For years, the use of human and animal models has provided medical students and licensed physicians with invaluable information and education. Cadavers have been used to educate medical students on human anatomy and to enable physicians to observe the body in a way that does not put a patient at risk. Cadaver training is essential to optimal patient outcomes and to the basics of the doctor-patient relationship. Even in light of years of evidence which points to the value of cadaver training, this area of medical education is somewhat controversial.
Alternatives to Cadaver Training

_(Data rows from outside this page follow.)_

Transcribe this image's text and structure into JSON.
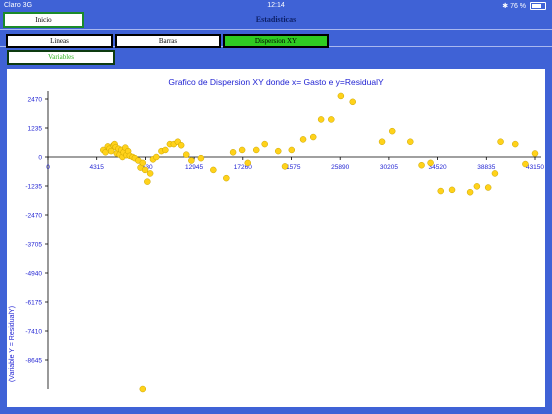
{
  "status_bar": {
    "carrier": "Claro 3G",
    "time": "12:14",
    "battery_label": "76 %",
    "battery_level": 0.76
  },
  "nav": {
    "home_label": "Inicio",
    "title": "Estadisticas"
  },
  "tabs": [
    {
      "label": "Lineas",
      "active": false
    },
    {
      "label": "Barras",
      "active": false
    },
    {
      "label": "Dispersion XY",
      "active": true
    }
  ],
  "variables_button": "Variables",
  "colors": {
    "background": "#3f62d6",
    "active_tab": "#2fcc22",
    "point": "#ffd21a",
    "text_blue": "#1d1fd2"
  },
  "chart_data": {
    "type": "scatter",
    "title": "Grafico de Dispersion XY donde x= Gasto e y=ResidualY",
    "ylabel": "(Variable Y = ResidualY)",
    "xlabel": "",
    "x_ticks": [
      "0",
      "4315",
      "8630",
      "12945",
      "17260",
      "21575",
      "25890",
      "30205",
      "34520",
      "38835",
      "43150"
    ],
    "y_ticks": [
      "2470",
      "1235",
      "0",
      "-1235",
      "-2470",
      "-3705",
      "-4940",
      "-6175",
      "-7410",
      "-8645"
    ],
    "xlim": [
      0,
      43150
    ],
    "ylim": [
      -9880,
      2900
    ],
    "grid": false,
    "points": [
      [
        4900,
        300
      ],
      [
        5100,
        200
      ],
      [
        5300,
        450
      ],
      [
        5450,
        350
      ],
      [
        5600,
        250
      ],
      [
        5800,
        500
      ],
      [
        5900,
        550
      ],
      [
        6000,
        420
      ],
      [
        6100,
        150
      ],
      [
        6250,
        350
      ],
      [
        6350,
        100
      ],
      [
        6500,
        300
      ],
      [
        6600,
        0
      ],
      [
        6700,
        200
      ],
      [
        6850,
        400
      ],
      [
        6950,
        80
      ],
      [
        7100,
        250
      ],
      [
        7250,
        50
      ],
      [
        7500,
        0
      ],
      [
        7700,
        -50
      ],
      [
        8000,
        -150
      ],
      [
        8200,
        -450
      ],
      [
        8400,
        -250
      ],
      [
        8600,
        -550
      ],
      [
        8800,
        -1050
      ],
      [
        9050,
        -700
      ],
      [
        9300,
        -100
      ],
      [
        9600,
        0
      ],
      [
        10050,
        250
      ],
      [
        10400,
        300
      ],
      [
        10800,
        550
      ],
      [
        11150,
        550
      ],
      [
        11500,
        650
      ],
      [
        11800,
        500
      ],
      [
        12250,
        100
      ],
      [
        12700,
        -150
      ],
      [
        13550,
        -50
      ],
      [
        14650,
        -550
      ],
      [
        15800,
        -900
      ],
      [
        16400,
        200
      ],
      [
        17200,
        300
      ],
      [
        17700,
        -250
      ],
      [
        18450,
        300
      ],
      [
        19200,
        550
      ],
      [
        20400,
        250
      ],
      [
        21000,
        -400
      ],
      [
        21600,
        300
      ],
      [
        22600,
        750
      ],
      [
        23500,
        850
      ],
      [
        24200,
        1600
      ],
      [
        25100,
        1600
      ],
      [
        25950,
        2600
      ],
      [
        27000,
        2350
      ],
      [
        29600,
        650
      ],
      [
        30500,
        1100
      ],
      [
        32100,
        650
      ],
      [
        33100,
        -350
      ],
      [
        33900,
        -250
      ],
      [
        34800,
        -1450
      ],
      [
        35800,
        -1400
      ],
      [
        37400,
        -1500
      ],
      [
        38000,
        -1250
      ],
      [
        39000,
        -1300
      ],
      [
        39600,
        -700
      ],
      [
        40100,
        650
      ],
      [
        41400,
        550
      ],
      [
        42300,
        -300
      ],
      [
        43150,
        150
      ],
      [
        8400,
        -9880
      ]
    ]
  }
}
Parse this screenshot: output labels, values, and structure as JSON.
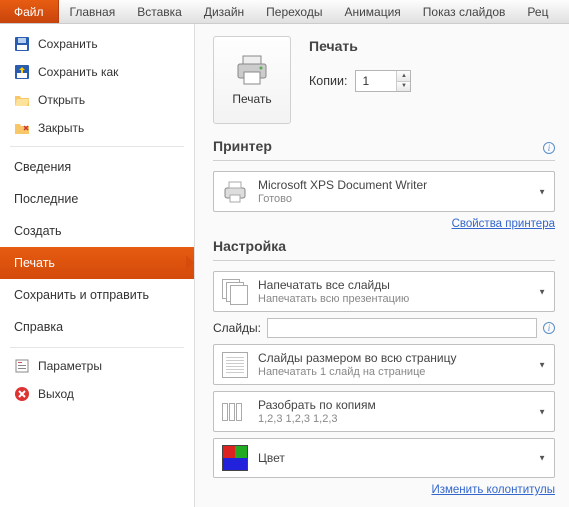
{
  "ribbon": {
    "file": "Файл",
    "tabs": [
      "Главная",
      "Вставка",
      "Дизайн",
      "Переходы",
      "Анимация",
      "Показ слайдов",
      "Рец"
    ]
  },
  "sidebar": {
    "save": "Сохранить",
    "save_as": "Сохранить как",
    "open": "Открыть",
    "close": "Закрыть",
    "info": "Сведения",
    "recent": "Последние",
    "new": "Создать",
    "print": "Печать",
    "share": "Сохранить и отправить",
    "help": "Справка",
    "options": "Параметры",
    "exit": "Выход"
  },
  "print": {
    "title": "Печать",
    "button": "Печать",
    "copies_label": "Копии:",
    "copies_value": "1"
  },
  "printer": {
    "title": "Принтер",
    "name": "Microsoft XPS Document Writer",
    "status": "Готово",
    "props_link": "Свойства принтера"
  },
  "settings": {
    "title": "Настройка",
    "all_slides": {
      "title": "Напечатать все слайды",
      "sub": "Напечатать всю презентацию"
    },
    "slides_label": "Слайды:",
    "slides_value": "",
    "full_page": {
      "title": "Слайды размером во всю страницу",
      "sub": "Напечатать 1 слайд на странице"
    },
    "collate": {
      "title": "Разобрать по копиям",
      "sub": "1,2,3    1,2,3    1,2,3"
    },
    "color": {
      "title": "Цвет"
    },
    "footer_link": "Изменить колонтитулы"
  }
}
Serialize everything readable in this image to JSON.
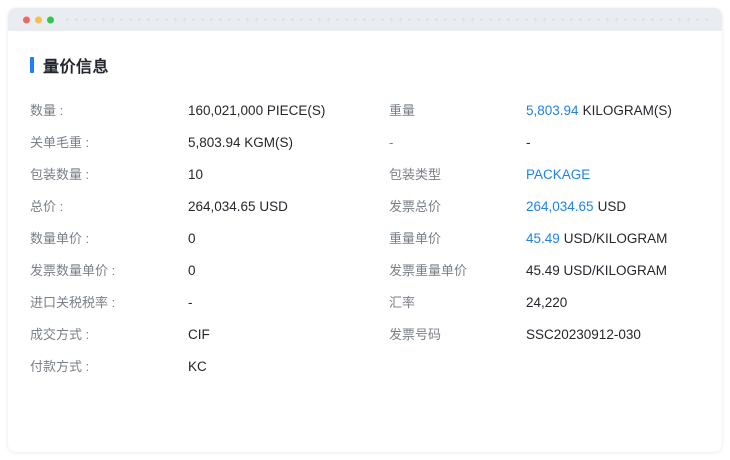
{
  "window": {
    "controls": [
      {
        "name": "close",
        "color": "#ec6a5e"
      },
      {
        "name": "minimize",
        "color": "#f5bd4c"
      },
      {
        "name": "maximize",
        "color": "#33c748"
      }
    ]
  },
  "section": {
    "title": "量价信息"
  },
  "colors": {
    "accent_bar": "#1e7ff6",
    "link_blue": "#1d80f8",
    "label_gray": "#7a7f88",
    "value_dark": "#24272d",
    "titlebar_bg": "#e9edf2"
  },
  "rows": [
    {
      "l_label": "数量 :",
      "l_value": "160,021,000 PIECE(S)",
      "r_label": "重量",
      "r_hl": "5,803.94",
      "r_rest": "KILOGRAM(S)"
    },
    {
      "l_label": "关单毛重 :",
      "l_value": "5,803.94 KGM(S)",
      "r_label": "-",
      "r_hl": "",
      "r_rest": "-"
    },
    {
      "l_label": "包装数量 :",
      "l_value": "10",
      "r_label": "包装类型",
      "r_hl": "PACKAGE",
      "r_rest": ""
    },
    {
      "l_label": "总价 :",
      "l_value": "264,034.65 USD",
      "r_label": "发票总价",
      "r_hl": "264,034.65",
      "r_rest": "USD"
    },
    {
      "l_label": "数量单价 :",
      "l_value": "0",
      "r_label": "重量单价",
      "r_hl": "45.49",
      "r_rest": "USD/KILOGRAM"
    },
    {
      "l_label": "发票数量单价 :",
      "l_value": "0",
      "r_label": "发票重量单价",
      "r_hl": "",
      "r_rest": "45.49 USD/KILOGRAM"
    },
    {
      "l_label": "进口关税税率 :",
      "l_value": "-",
      "r_label": "汇率",
      "r_hl": "",
      "r_rest": "24,220"
    },
    {
      "l_label": "成交方式 :",
      "l_value": "CIF",
      "r_label": "发票号码",
      "r_hl": "",
      "r_rest": "SSC20230912-030"
    },
    {
      "l_label": "付款方式 :",
      "l_value": "KC",
      "r_label": "",
      "r_hl": "",
      "r_rest": ""
    }
  ]
}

Historically, the alternative to human cadaver dissection and training has been the good old textbook. However, there could be no textbook content if cadaver training had not existed first. Additionally, one cannot know what it looks like or feels like to perform a surgical procedure or even a nonsurgical treatment on live human tissue by reading a textbook.
The more modern approach to teaching anatomical nuances is for students to conduct processes and procedures using virtual reality. Proponents for this way of learning warn of the ethical and safety issues of using human cadavers for bioskill training. We’d like to respond to common theories on these matters.
Ethical Questions Regarding Cadaver Procurement
Some say that there is an obscure industry in which vendors have profited from the sale of cut and intact human tissue for research purposes due to the fact that most states do not have laws against the sale or purchase of body parts. This sounds ominous and dark and is promoted in a way that may call into question the ethics of medical research. Med Ed Labs was established to assist professionals ranging from physicians to support staff to medical sales representatives with their understanding of the human body. Our cadavers are obtained by vendors approved by the American Association of Tissue Banks. This renowned organization was formed in 1976 and is one of only a few in our country. Furthermore, the AATB’s standards for tissue banking are recognized around the world as a definitive guide for ethical standards.
Do Human Cadavers Pose a Health Risk?
Another theory proposed by virtual reality supporters is that human cadavers pose inherent health risks to students and healthcare professionals. The basis of this theory is that the formaldehyde gas used to preserve human tissue is carcinogenic. The theory proposes that exposure to formaldehyde can cause immediate symptoms such as eye irritation and respiratory problems as well as long-term effects such as rare cancers. This perspective is used to suggest that technology offers safer solutions to surgeons and other medical personnel.
Our priority is to offer safe solutions for our clients so their patients receive a higher standard of care. We do this by obtaining fresh human cadaver tissue. Not only is non-preserved tissue a healthier option for those in training but also a more lifelike representation of the nuances that may occur in patient care.
We are happy to answer your questions about human cadaver training. Call (888) 801-9444 for more information about our nationwide facilities and training.